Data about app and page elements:
- Opening Delimiter -
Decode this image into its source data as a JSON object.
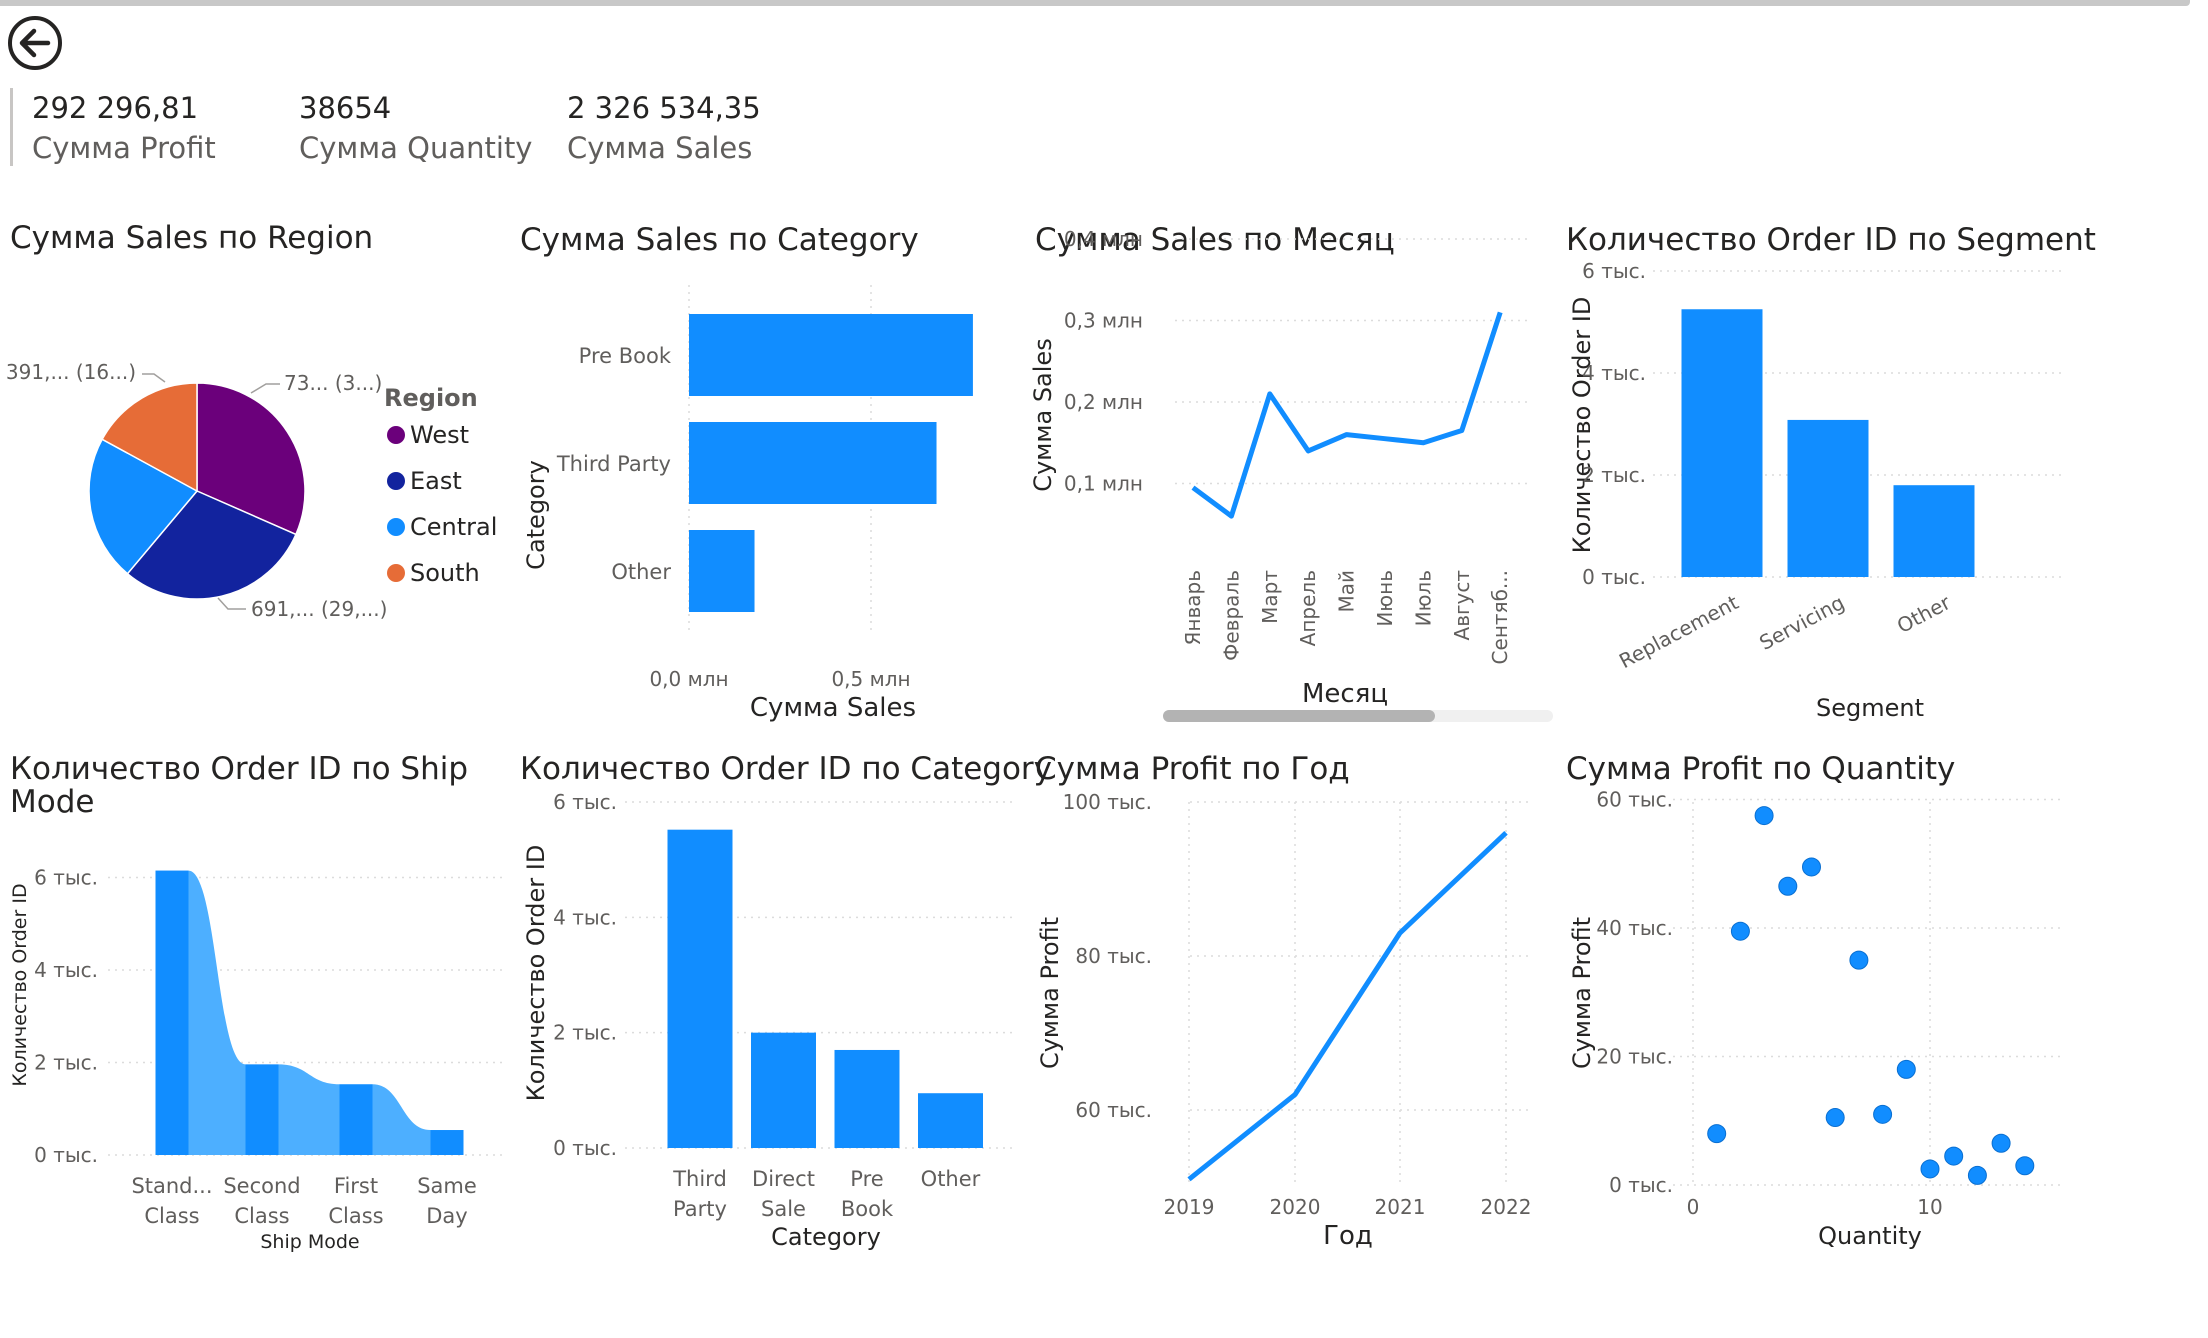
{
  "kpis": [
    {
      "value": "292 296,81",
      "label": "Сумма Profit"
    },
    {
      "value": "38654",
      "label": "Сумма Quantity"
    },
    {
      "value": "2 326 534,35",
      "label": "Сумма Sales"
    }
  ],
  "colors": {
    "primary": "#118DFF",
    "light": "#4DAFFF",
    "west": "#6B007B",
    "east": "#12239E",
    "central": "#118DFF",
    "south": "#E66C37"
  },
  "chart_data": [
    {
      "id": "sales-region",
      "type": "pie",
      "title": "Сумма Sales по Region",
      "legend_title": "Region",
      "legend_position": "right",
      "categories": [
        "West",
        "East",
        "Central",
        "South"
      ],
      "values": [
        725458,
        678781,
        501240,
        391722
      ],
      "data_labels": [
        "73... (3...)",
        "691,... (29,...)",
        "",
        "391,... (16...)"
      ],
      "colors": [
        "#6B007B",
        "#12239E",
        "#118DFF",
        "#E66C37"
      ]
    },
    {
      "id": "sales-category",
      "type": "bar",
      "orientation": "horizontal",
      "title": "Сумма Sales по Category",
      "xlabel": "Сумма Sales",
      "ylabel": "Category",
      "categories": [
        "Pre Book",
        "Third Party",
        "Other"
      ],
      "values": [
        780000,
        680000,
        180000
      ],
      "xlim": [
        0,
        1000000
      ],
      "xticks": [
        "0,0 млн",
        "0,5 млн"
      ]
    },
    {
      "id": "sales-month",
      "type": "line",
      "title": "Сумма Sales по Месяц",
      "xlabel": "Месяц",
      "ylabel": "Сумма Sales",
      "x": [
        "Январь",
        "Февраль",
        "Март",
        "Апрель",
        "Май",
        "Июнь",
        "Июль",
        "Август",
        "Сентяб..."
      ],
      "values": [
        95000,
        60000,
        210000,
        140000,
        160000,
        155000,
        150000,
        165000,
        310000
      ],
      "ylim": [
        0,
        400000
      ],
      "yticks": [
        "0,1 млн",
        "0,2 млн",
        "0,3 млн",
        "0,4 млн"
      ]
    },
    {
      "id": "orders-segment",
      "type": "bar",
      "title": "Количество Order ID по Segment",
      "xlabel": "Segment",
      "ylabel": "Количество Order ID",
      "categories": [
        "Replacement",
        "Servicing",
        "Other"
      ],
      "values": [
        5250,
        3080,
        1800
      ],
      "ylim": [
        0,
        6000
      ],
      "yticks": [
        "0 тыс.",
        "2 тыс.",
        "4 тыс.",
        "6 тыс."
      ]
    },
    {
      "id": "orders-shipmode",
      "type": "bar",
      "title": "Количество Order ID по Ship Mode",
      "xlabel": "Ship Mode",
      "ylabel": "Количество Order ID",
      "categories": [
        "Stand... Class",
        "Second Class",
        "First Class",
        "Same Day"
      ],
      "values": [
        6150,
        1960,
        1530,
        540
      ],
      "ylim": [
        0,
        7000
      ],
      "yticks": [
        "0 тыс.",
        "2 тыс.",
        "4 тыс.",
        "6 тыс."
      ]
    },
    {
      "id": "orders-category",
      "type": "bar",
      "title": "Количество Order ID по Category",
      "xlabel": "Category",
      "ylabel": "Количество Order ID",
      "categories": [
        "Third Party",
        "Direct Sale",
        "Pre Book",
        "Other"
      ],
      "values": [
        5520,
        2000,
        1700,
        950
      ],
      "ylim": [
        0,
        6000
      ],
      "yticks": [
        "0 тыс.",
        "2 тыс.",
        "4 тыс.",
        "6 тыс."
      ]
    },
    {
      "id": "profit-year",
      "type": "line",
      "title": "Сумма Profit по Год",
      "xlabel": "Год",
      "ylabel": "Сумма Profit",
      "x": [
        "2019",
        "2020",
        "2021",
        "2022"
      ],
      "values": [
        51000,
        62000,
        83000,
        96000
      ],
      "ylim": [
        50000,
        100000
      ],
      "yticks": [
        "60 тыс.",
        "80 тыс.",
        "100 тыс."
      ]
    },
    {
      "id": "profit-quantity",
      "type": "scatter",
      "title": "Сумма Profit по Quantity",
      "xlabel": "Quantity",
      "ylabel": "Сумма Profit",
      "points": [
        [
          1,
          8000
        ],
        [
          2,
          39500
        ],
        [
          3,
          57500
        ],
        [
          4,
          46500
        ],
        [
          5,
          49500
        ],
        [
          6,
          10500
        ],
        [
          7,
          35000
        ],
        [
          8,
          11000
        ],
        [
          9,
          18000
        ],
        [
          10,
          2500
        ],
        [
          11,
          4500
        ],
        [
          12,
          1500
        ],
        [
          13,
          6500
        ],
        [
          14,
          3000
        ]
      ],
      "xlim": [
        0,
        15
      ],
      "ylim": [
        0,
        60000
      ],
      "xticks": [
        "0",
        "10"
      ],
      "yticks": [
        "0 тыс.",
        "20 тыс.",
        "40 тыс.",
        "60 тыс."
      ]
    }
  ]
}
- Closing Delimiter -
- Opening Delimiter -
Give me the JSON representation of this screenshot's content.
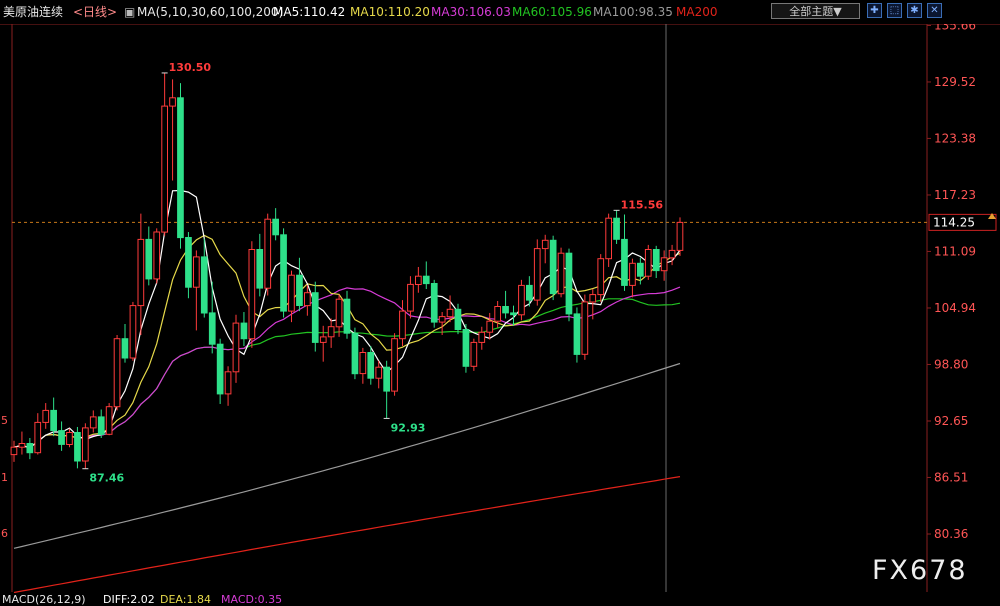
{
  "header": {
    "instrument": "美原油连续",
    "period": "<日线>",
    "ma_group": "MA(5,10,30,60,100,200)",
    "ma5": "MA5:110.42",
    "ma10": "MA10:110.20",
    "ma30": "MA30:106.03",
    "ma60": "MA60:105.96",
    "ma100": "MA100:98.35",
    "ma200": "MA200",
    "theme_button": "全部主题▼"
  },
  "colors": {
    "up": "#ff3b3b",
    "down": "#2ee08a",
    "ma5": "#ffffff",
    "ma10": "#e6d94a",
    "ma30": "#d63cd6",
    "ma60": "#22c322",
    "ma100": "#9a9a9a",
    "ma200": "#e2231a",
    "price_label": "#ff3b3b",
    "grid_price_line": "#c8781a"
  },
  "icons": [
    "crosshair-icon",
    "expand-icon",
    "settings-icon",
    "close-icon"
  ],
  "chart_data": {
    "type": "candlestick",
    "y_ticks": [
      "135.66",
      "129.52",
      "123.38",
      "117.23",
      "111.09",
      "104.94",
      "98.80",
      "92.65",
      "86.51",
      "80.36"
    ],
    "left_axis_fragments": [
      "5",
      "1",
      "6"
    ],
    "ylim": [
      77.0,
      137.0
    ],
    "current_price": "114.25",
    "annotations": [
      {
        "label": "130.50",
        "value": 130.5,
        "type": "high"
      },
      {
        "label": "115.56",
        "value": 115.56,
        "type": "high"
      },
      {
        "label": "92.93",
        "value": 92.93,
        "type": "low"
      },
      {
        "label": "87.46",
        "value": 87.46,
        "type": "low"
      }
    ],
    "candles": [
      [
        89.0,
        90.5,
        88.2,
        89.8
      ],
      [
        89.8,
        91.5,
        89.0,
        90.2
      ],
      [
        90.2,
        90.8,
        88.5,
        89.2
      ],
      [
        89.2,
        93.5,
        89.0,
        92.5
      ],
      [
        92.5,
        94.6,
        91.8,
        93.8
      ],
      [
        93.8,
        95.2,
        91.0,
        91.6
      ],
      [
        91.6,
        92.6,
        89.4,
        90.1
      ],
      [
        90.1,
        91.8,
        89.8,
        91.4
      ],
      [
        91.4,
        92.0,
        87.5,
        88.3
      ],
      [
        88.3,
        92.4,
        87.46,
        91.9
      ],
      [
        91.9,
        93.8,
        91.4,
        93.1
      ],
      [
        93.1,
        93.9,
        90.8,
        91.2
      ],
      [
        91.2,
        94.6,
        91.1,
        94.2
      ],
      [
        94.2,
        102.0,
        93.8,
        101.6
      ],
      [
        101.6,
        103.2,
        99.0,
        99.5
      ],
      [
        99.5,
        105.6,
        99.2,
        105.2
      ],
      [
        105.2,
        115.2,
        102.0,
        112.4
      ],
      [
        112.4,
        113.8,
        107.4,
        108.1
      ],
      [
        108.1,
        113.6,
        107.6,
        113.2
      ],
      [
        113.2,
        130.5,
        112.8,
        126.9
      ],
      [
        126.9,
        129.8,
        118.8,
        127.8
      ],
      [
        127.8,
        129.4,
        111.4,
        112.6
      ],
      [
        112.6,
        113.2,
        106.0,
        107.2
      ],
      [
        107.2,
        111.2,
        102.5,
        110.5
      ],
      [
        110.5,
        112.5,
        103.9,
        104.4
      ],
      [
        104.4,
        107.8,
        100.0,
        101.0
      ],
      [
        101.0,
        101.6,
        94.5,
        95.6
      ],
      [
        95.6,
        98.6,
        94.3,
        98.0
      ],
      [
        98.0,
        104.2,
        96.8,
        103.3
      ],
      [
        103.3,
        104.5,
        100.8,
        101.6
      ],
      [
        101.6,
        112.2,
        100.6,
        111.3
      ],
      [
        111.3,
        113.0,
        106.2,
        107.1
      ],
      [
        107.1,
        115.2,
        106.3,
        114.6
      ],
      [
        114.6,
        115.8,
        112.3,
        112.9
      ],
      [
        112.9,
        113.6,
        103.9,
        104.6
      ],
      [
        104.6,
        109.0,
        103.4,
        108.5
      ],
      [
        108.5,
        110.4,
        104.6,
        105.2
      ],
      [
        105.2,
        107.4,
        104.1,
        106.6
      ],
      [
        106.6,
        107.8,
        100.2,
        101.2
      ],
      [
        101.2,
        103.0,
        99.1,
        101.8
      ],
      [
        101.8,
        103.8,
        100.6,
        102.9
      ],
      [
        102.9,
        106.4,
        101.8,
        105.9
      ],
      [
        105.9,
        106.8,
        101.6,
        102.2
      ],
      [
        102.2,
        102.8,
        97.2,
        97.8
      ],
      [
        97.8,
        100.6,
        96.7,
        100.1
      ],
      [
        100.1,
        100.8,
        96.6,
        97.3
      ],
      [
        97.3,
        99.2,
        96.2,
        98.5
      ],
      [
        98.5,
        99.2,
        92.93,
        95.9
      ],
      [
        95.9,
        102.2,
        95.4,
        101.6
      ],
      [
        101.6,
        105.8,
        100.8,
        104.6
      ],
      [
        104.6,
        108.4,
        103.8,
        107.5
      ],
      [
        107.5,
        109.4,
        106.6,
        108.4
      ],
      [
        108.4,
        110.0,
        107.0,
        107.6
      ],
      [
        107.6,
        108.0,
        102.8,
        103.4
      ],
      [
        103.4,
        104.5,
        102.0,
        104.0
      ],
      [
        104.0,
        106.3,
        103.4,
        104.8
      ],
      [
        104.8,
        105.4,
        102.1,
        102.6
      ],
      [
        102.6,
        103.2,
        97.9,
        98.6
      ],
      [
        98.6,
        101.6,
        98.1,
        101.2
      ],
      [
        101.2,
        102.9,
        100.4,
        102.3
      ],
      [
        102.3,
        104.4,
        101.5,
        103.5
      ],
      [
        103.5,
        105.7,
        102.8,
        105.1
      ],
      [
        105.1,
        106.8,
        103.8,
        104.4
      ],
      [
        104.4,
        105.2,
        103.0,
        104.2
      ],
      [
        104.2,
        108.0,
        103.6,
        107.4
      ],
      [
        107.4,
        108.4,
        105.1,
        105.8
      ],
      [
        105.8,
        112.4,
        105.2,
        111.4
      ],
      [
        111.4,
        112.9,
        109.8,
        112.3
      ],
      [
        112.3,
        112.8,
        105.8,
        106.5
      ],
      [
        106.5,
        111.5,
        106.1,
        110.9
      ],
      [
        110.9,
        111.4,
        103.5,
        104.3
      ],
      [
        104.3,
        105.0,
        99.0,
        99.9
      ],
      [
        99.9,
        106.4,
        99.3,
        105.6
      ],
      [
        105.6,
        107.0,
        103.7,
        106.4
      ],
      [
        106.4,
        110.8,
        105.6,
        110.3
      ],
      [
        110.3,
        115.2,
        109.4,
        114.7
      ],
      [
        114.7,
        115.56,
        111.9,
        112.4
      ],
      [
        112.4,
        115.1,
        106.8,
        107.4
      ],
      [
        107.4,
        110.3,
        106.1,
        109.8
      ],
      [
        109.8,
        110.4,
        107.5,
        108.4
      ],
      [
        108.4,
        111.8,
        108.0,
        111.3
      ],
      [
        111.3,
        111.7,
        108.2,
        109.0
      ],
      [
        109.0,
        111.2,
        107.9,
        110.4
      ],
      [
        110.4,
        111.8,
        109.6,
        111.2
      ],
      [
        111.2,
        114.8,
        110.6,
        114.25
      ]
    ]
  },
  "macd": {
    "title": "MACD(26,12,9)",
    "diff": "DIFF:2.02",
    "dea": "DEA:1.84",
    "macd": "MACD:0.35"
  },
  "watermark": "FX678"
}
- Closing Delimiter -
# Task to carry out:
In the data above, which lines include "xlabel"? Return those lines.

# Problem solution:
      "xlabel": "Сумма Sales",
      "xlabel": "Месяц",
      "xlabel": "Segment",
      "xlabel": "Ship Mode",
      "xlabel": "Category",
      "xlabel": "Год",
      "xlabel": "Quantity",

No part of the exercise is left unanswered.